Understanding DRO Scale Parameters

When building a DRO the selection of scales is the most critical decision. TouchDRO can work with a variety DRO scales, ranging from inexpensive calipers to sub-micron glass scales. In addition to the cost considerations there are technical parameters that you should take into account.

Scale Parameter Overview

There are a few factors that should drive your decision. In addition to the cost and availability, such things as resolution, accuracy and several other factors need to be taken into account. Unfortunately many manufacturers intentionally or unintentionally confuse these parameters to make their scales look better, so it's important to understand what each parameter means.


Picture of measuring devices with different resolutons
Fig 1: Measurement Instruments with Different Resolutions

Resolution determines how fine the measurements will be, or for the purposes for a DRO, how fine are the divisions on the encoder. For example, the instruments above have resolutions of 1/16", 1/100", 1/1,000", and 1/10,000" respectively.


Accuracy is often confused with resolution but it's a very different parameter. Accuracy tells you how close the reading from the scale will match the actual dimension. For example, when you measure a 1" standard, an accurate scale will read exactly one inch, while a bad one will show a different value. It's possible to have very high resolution but very poor accuracy.
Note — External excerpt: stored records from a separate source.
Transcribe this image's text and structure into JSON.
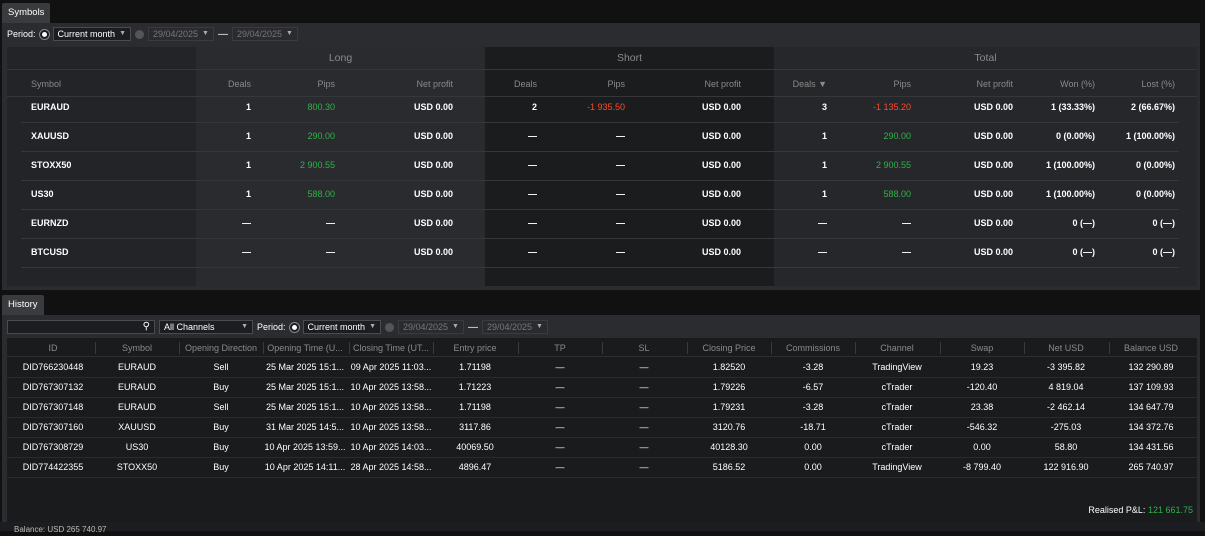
{
  "symbols_tab": "Symbols",
  "history_tab": "History",
  "symbols_filter": {
    "period_label": "Period:",
    "period_value": "Current month",
    "date_from": "29/04/2025",
    "date_to": "29/04/2025"
  },
  "groups": {
    "long": "Long",
    "short": "Short",
    "total": "Total"
  },
  "sym_headers": {
    "symbol": "Symbol",
    "long_deals": "Deals",
    "long_pips": "Pips",
    "long_np": "Net profit",
    "short_deals": "Deals",
    "short_pips": "Pips",
    "short_np": "Net profit",
    "total_deals": "Deals ▼",
    "total_pips": "Pips",
    "total_np": "Net profit",
    "won": "Won (%)",
    "lost": "Lost (%)"
  },
  "symbols_rows": [
    {
      "symbol": "EURAUD",
      "ld": "1",
      "lp": "800.30",
      "lpc": "green",
      "lnp": "USD 0.00",
      "sd": "2",
      "sp": "-1 935.50",
      "spc": "red",
      "snp": "USD 0.00",
      "td": "3",
      "tp": "-1 135.20",
      "tpc": "red",
      "tnp": "USD 0.00",
      "won": "1 (33.33%)",
      "lost": "2 (66.67%)"
    },
    {
      "symbol": "XAUUSD",
      "ld": "1",
      "lp": "290.00",
      "lpc": "green",
      "lnp": "USD 0.00",
      "sd": "—",
      "sp": "—",
      "spc": "white",
      "snp": "USD 0.00",
      "td": "1",
      "tp": "290.00",
      "tpc": "green",
      "tnp": "USD 0.00",
      "won": "0 (0.00%)",
      "lost": "1 (100.00%)"
    },
    {
      "symbol": "STOXX50",
      "ld": "1",
      "lp": "2 900.55",
      "lpc": "green",
      "lnp": "USD 0.00",
      "sd": "—",
      "sp": "—",
      "spc": "white",
      "snp": "USD 0.00",
      "td": "1",
      "tp": "2 900.55",
      "tpc": "green",
      "tnp": "USD 0.00",
      "won": "1 (100.00%)",
      "lost": "0 (0.00%)"
    },
    {
      "symbol": "US30",
      "ld": "1",
      "lp": "588.00",
      "lpc": "green",
      "lnp": "USD 0.00",
      "sd": "—",
      "sp": "—",
      "spc": "white",
      "snp": "USD 0.00",
      "td": "1",
      "tp": "588.00",
      "tpc": "green",
      "tnp": "USD 0.00",
      "won": "1 (100.00%)",
      "lost": "0 (0.00%)"
    },
    {
      "symbol": "EURNZD",
      "ld": "—",
      "lp": "—",
      "lpc": "white",
      "lnp": "USD 0.00",
      "sd": "—",
      "sp": "—",
      "spc": "white",
      "snp": "USD 0.00",
      "td": "—",
      "tp": "—",
      "tpc": "white",
      "tnp": "USD 0.00",
      "won": "0 (—)",
      "lost": "0 (—)"
    },
    {
      "symbol": "BTCUSD",
      "ld": "—",
      "lp": "—",
      "lpc": "white",
      "lnp": "USD 0.00",
      "sd": "—",
      "sp": "—",
      "spc": "white",
      "snp": "USD 0.00",
      "td": "—",
      "tp": "—",
      "tpc": "white",
      "tnp": "USD 0.00",
      "won": "0 (—)",
      "lost": "0 (—)"
    }
  ],
  "history_filter": {
    "search_placeholder": "",
    "channel_value": "All Channels",
    "period_label": "Period:",
    "period_value": "Current month",
    "date_from": "29/04/2025",
    "date_to": "29/04/2025"
  },
  "hist_headers": [
    "ID",
    "Symbol",
    "Opening Direction",
    "Opening Time (U...",
    "Closing Time (UT...",
    "Entry price",
    "TP",
    "SL",
    "Closing Price",
    "Commissions",
    "Channel",
    "Swap",
    "Net USD",
    "Balance USD"
  ],
  "history_rows": [
    {
      "id": "DID766230448",
      "symbol": "EURAUD",
      "dir": "Sell",
      "open": "25 Mar 2025 15:1...",
      "close": "09 Apr 2025 11:03...",
      "entry": "1.71198",
      "tp": "—",
      "sl": "—",
      "closep": "1.82520",
      "comm": "-3.28",
      "channel": "TradingView",
      "swap": "19.23",
      "net": "-3 395.82",
      "netc": "red",
      "bal": "132 290.89"
    },
    {
      "id": "DID767307132",
      "symbol": "EURAUD",
      "dir": "Buy",
      "open": "25 Mar 2025 15:1...",
      "close": "10 Apr 2025 13:58...",
      "entry": "1.71223",
      "tp": "—",
      "sl": "—",
      "closep": "1.79226",
      "comm": "-6.57",
      "channel": "cTrader",
      "swap": "-120.40",
      "net": "4 819.04",
      "netc": "green",
      "bal": "137 109.93"
    },
    {
      "id": "DID767307148",
      "symbol": "EURAUD",
      "dir": "Sell",
      "open": "25 Mar 2025 15:1...",
      "close": "10 Apr 2025 13:58...",
      "entry": "1.71198",
      "tp": "—",
      "sl": "—",
      "closep": "1.79231",
      "comm": "-3.28",
      "channel": "cTrader",
      "swap": "23.38",
      "net": "-2 462.14",
      "netc": "red",
      "bal": "134 647.79"
    },
    {
      "id": "DID767307160",
      "symbol": "XAUUSD",
      "dir": "Buy",
      "open": "31 Mar 2025 14:5...",
      "close": "10 Apr 2025 13:58...",
      "entry": "3117.86",
      "tp": "—",
      "sl": "—",
      "closep": "3120.76",
      "comm": "-18.71",
      "channel": "cTrader",
      "swap": "-546.32",
      "net": "-275.03",
      "netc": "red",
      "bal": "134 372.76"
    },
    {
      "id": "DID767308729",
      "symbol": "US30",
      "dir": "Buy",
      "open": "10 Apr 2025 13:59...",
      "close": "10 Apr 2025 14:03...",
      "entry": "40069.50",
      "tp": "—",
      "sl": "—",
      "closep": "40128.30",
      "comm": "0.00",
      "channel": "cTrader",
      "swap": "0.00",
      "net": "58.80",
      "netc": "green",
      "bal": "134 431.56"
    },
    {
      "id": "DID774422355",
      "symbol": "STOXX50",
      "dir": "Buy",
      "open": "10 Apr 2025 14:11...",
      "close": "28 Apr 2025 14:58...",
      "entry": "4896.47",
      "tp": "—",
      "sl": "—",
      "closep": "5186.52",
      "comm": "0.00",
      "channel": "TradingView",
      "swap": "-8 799.40",
      "net": "122 916.90",
      "netc": "green",
      "bal": "265 740.97"
    }
  ],
  "realised_label": "Realised P&L:",
  "realised_value": "121 661.75",
  "balance_footer": "Balance: USD 265 740.97",
  "colors": {
    "positive": "#2db34a",
    "negative": "#ff4a2a",
    "panel": "#2b2c2f"
  }
}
For instance, grinding off some metal off the micrometer anvil doesn't affect the resolution but it won't be at all accurate.

Side note: some manufacturers/retailers often use the term "accuracy" to encompass such parameters as repeatability, hysteresis and runout, while others confuse it with resolution.


Repeatability defines how close together a set of successive readings will be to each other. For example, it's possible to affect the readings from a micrometer by applying different amounts of torque, so the readings won't be repeatable (unless I use the clutch properly). In other words, when you move a scale by exactly one inch several times (from the same starting position), a repeatable scale will provide readings that are identical or very close together.


Hysteresis is the amount of travel the reading head can move before the scale starts registering the change in position and can be thought of as scale's backlash. To measure the hysteresis, first move the scale one way by exactly one inch in one direction, then by the same amount in the opposite direction, and compare the readout.


Runout is another aspect of the overall accuracy that is as important as the repeatability. In a nutshell it describes how uniform the resolution of the scales is. For instance, when you move the scale from one end to the other in exactly one inch increments a good scale will give you a series of identical readings. You can think of runout as deviation in resolution over the scales length. If there is any difference it will lead to an error of measurement that will accumulate over longer distances.


Reliability is a somewhat subjective value and depends to a large degree of the shop environment, usage etc. Every scale will fail under some conditions, so it's up to you to determine what your particular usage envelope will be and if the scales are fit for it. Nevertheless some scales will be more reliable and last longer as a result of better protection, higher quality materials etc.

Reading Speed

Reading speed, sometimes also called "refresh rate" determines how often the scale updates its position. This parameter is usually not documented by the scale manufacturers but is extremely important for optimal DRO performance.

Practical Implications

All of the above parameters will influence the overall performance of the DRO. While it's easy to become obsessed with the resolution of the scale, it's only one of the key factors you should look at. In practice even inexpensive calipers provide adequate resolution for most application; 5 micron resolution (~0.0002") is better than vast majority of milling machines and lathes can hold in a climate controller shop, and 1 micron scales are an overkill even for an industrial surface grinder.

Instead you should concentrate on the repeatability, as it is more important, as it determines the overall performance of a DRO. For instance, 0.0001" resolution is pretty much worthless when the scale is only repeatable to 0.005". As long as the scale is repeatable, the software can easily compensate for the linear error.
Consider the illustration below; the first two cases will work equally well in a DRO, since the application will compensate for the offset. Third case is less precise but will get you in the "ball park". The last case, though, is pretty much worthless for any precision work as the readings will be all over the place.

Fig 2: Accuracy vs. Repeatability

Second critical property is the runout. Similar to the repeatability, runout determines the accuracy of DRO's position. Imagine that you need to drill a row of holes exactly 1.000" apart. If a scale has high runout, the holes will not be spaced equally, as shown in the figure below.

Fig 3: Effect of DRO Scale Runout

Third important characteristic is the hysteresis, which will determine how much "backlash" the DRO will have. Most glass and magnetic scales have very small hysteresis, and the parameter is usually listed on the specifications sheet. capacitive scales, and especially inexpensive calipers can have rather large backlash, but the manufacturers don't list this parameter, unfortunately.

Fig 4: Effect of Hysteresis

Finally, refresh rate should not be overlooked. If the refresh rate is too low there will be perceivable lag between the machine's movement and the DRO display. A refresh rate of 20Hz or above feels pretty much "real-time", while 5Hz and less is noticeably laggy, resulting in overshoots.